When it comes to playing with chips, there will be a good amount of variety. Some players play with their chips a lot; you’ve probably played with players who riffle their chips constantly. For a lot of the more common and consistent behaviors, it will be hard to find a pattern.
Flipping a chip end over end, though, is an especially loose and playful behavior. When associated with a bet, I think it’s a generally reliable sign of relaxation, more so than the more common chip riffling. But I wouldn’t read too much into it unless I’d been able to watch a player for a while to see how it might be showing up. For example, if Staszko were constantly flipping chips before making bets or raises, it wouldn’t be likely to have any meaning.
But, as I’ve said, Staszko was very stoic. This was the first time in the match that I’d seen him play with his chips in such a way when associated with a bet or a raise. (He did sometimes flip chips in non-aggressor spots.) Because he had been so stoic and restrained in his behavior prior to this, his chip-flipping in this hand, followed by his raise, made it likely it was a small but reliable leak of relaxation with a strong hand. If he were bluffing or making a raise with a vulnerable hand, it’s unlikely he’d have this playful, gravity-defying behavior.
Let’s consider the pause in his chip-gathering.
Bluffers like to convey confidence and certainty. For this reason, they’re unlikely to have pauses and hesitations in their chip gathering. Players betting strong hands, conversely, can have a motivation to seem uncertain, which can lead to some hesitating behaviors.

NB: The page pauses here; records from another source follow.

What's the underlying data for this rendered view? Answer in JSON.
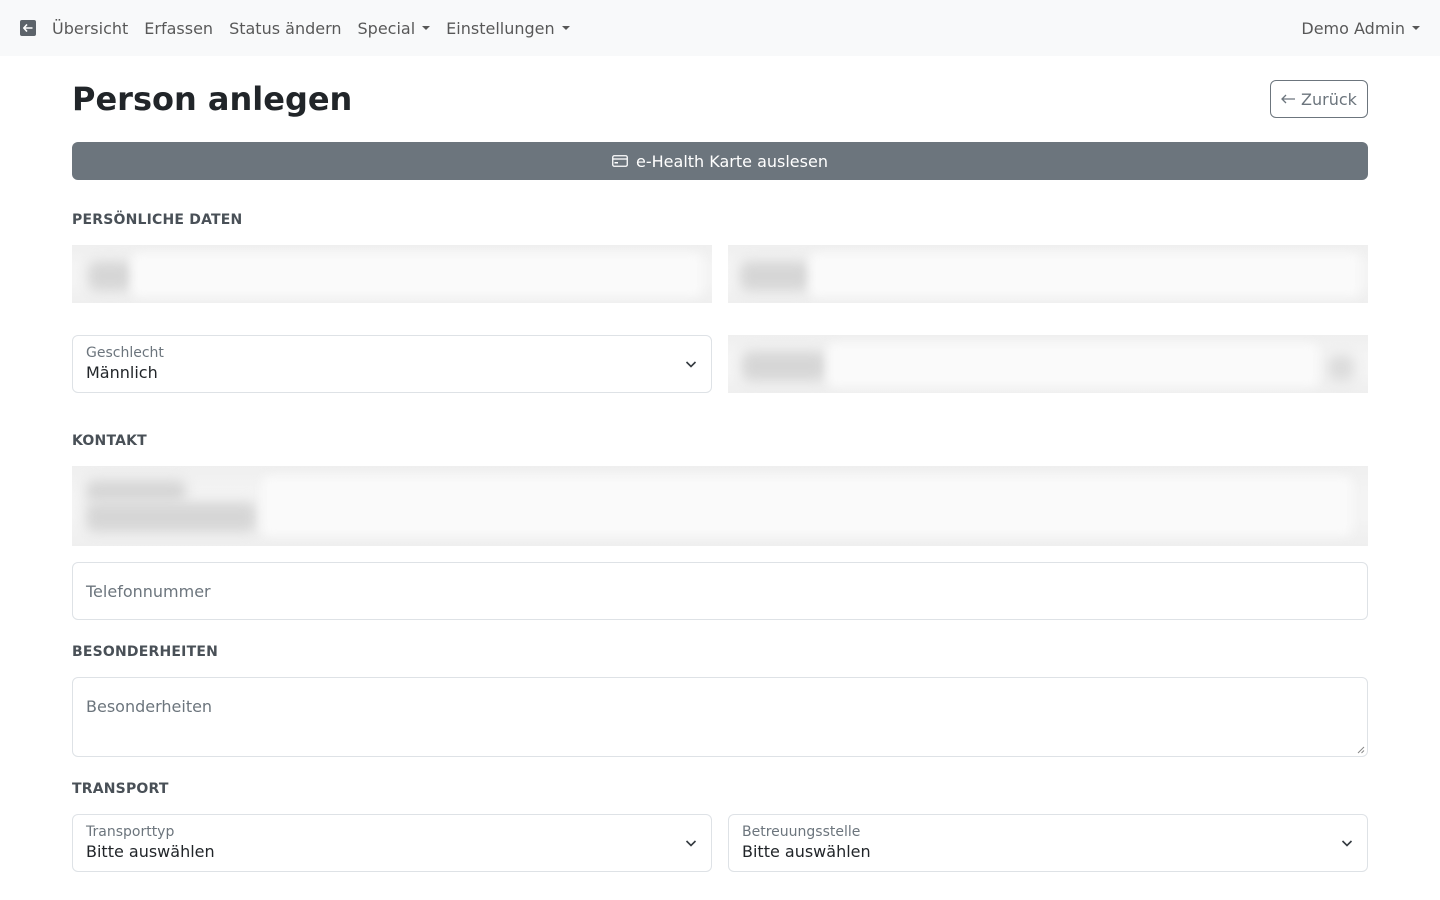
{
  "nav": {
    "brand_icon": "arrow-left-square-icon",
    "items": [
      {
        "label": "Übersicht"
      },
      {
        "label": "Erfassen"
      },
      {
        "label": "Status ändern"
      },
      {
        "label": "Special"
      },
      {
        "label": "Einstellungen"
      }
    ],
    "user": "Demo Admin"
  },
  "page": {
    "title": "Person anlegen",
    "back_label": "Zurück",
    "ehealth_label": "e-Health Karte auslesen",
    "ehealth_icon": "credit-card-icon"
  },
  "sections": {
    "personal": "PERSÖNLICHE DATEN",
    "contact": "KONTAKT",
    "special": "BESONDERHEITEN",
    "transport": "TRANSPORT"
  },
  "fields": {
    "gender": {
      "label": "Geschlecht",
      "value": "Männlich"
    },
    "phone": {
      "placeholder": "Telefonnummer"
    },
    "notes": {
      "placeholder": "Besonderheiten"
    },
    "transport_type": {
      "label": "Transporttyp",
      "value": "Bitte auswählen"
    },
    "care_point": {
      "label": "Betreuungsstelle",
      "value": "Bitte auswählen"
    }
  },
  "colors": {
    "navbar_bg": "#f8f9fa",
    "secondary": "#6c757d",
    "border": "#dee2e6"
  }
}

Also, players with strong hands may be considering the best bet-sizing, which can also lead to hesitating behaviors.
If Staszko were bluffing here, he wouldn’t want to—purposefully or accidentally—seem uncertain about whether to raise. If he were going to bluff, he’d just want to put the raise in all at one time in a neutral way. He wouldn’t want to potentially make Heinz suspicious by looking like he was going to call and then seeming to change his mind.

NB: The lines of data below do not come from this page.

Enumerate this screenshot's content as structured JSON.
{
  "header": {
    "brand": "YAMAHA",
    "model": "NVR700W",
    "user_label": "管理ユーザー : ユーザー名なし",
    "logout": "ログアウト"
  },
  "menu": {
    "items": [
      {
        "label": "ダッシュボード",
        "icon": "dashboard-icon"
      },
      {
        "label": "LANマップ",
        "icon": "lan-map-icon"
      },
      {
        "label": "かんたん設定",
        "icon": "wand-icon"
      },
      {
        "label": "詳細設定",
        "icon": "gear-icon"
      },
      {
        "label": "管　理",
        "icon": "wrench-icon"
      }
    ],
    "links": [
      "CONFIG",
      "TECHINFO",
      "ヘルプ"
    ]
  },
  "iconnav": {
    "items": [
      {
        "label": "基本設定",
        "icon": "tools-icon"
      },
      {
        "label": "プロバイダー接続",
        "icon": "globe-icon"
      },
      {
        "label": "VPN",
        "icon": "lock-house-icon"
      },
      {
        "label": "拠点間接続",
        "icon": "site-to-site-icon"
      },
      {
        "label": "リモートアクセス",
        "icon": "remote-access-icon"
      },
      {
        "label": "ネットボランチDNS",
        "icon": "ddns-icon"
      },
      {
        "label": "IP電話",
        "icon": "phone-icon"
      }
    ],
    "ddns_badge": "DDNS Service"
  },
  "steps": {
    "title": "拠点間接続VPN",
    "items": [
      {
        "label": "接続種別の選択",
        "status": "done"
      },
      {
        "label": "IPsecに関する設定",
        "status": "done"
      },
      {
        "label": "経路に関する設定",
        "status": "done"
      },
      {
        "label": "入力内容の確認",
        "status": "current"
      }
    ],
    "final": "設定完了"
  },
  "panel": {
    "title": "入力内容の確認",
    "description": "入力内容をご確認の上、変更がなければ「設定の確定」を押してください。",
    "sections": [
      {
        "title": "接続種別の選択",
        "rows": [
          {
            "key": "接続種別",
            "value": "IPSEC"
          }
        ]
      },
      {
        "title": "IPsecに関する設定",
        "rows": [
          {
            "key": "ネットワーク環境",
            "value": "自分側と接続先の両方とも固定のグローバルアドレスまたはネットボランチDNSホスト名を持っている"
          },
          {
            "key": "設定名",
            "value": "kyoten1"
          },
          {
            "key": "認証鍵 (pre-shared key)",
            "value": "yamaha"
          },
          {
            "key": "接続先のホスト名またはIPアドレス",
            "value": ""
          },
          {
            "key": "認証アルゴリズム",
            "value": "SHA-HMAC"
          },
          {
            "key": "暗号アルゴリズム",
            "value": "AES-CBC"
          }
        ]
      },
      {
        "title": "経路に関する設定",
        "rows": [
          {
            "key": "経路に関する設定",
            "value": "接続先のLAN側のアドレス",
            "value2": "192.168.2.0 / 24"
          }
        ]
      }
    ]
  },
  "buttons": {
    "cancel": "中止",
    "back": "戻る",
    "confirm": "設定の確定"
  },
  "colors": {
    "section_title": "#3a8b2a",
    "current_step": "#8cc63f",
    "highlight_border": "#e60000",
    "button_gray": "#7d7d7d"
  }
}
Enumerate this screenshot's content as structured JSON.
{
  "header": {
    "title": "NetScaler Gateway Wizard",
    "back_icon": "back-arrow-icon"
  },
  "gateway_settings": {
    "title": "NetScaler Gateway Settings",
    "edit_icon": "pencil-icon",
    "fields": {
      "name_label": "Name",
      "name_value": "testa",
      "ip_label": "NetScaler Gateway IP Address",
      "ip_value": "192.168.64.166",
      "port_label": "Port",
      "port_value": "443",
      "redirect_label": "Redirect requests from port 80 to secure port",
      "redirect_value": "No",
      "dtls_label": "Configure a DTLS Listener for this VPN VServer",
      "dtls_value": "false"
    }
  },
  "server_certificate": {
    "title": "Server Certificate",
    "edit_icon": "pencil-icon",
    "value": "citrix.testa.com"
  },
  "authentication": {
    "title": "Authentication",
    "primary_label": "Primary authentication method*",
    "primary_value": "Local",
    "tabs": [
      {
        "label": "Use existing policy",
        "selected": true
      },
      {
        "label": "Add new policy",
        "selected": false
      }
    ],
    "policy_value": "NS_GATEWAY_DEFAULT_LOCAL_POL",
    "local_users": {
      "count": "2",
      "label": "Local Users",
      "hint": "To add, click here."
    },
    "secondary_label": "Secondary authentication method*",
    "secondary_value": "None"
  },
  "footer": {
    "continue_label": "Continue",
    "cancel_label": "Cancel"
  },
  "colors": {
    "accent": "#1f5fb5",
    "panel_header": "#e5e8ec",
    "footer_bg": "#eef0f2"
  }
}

When I saw both of these behaviors from Staszko here, and knowing how stoic he’d been up to that point, I was very confident he had a strong hand.
Heinz didn’t have the same opinion, though. He called the raise with, as we learned after the hand, 7♣ 6♠, just 7 high, no draw.

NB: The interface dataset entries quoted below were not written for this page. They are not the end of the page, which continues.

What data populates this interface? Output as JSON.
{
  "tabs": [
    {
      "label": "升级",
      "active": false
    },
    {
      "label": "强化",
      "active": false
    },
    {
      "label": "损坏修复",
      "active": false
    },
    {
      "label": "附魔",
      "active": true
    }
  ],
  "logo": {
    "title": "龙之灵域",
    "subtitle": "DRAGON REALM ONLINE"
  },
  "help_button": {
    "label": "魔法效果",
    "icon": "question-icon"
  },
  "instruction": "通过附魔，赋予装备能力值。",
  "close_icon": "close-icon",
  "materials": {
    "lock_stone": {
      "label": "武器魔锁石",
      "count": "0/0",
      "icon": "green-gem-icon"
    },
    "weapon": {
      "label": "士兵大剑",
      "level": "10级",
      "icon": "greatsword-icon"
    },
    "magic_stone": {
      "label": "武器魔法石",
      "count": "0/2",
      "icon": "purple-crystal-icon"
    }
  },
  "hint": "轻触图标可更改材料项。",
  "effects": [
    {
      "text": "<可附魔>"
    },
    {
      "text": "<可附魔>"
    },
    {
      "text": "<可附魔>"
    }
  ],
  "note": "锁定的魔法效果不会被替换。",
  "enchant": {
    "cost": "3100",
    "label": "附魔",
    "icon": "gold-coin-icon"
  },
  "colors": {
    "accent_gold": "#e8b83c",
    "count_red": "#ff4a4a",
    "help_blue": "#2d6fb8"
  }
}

On the river, Staszko bet 20M into 52M and Heinz folded. Staszko had A♣ 9♣, for the turned full house.
A defensive obstacle-to-a-call tell from Jamie Gold
2006 WSOP NLHE $10K Main Event, final table
On a river board of 8♥ 8♦ 3♦ 2♣ Q♠, Allen Cunningham checks with A♥ 9♦ and Jamie Gold quickly bluffs with his T♦ 7♦.
After a few seconds, Cunningham says, “You just might have a Queen. Can’t help it.”
Gold says, “You have a Queen?”
Cunningham shrugs and says, “Maybe.”
Gold says, “I’ll show you. I’ve been showing a lot of bluffs; I don’t mind showing.”
Cunningham: “I was thinking of calling it anyway.”
Gold says, “All right,” and grabs his cards as if ready to turn them over, but he doesn’t turn them over.
Cunningham: “Oh wait—I didn’t call yet.”
After a few more seconds, Cunningham does call.
In talking about the hand years later, Cunningham said: “He seemed to be telling the truth a lot. I was going to call anyway, but just for fun I thought I’d talk to him a bit, do a little dance…”
Referencing Gold’s reaching-for-cards behavior, Cunningham said, “They’re not gonna show you their hand if they have it; so that’s just a classic tell that means they’re bluffing.”
Best of luck in Vegas or wherever you’re playing.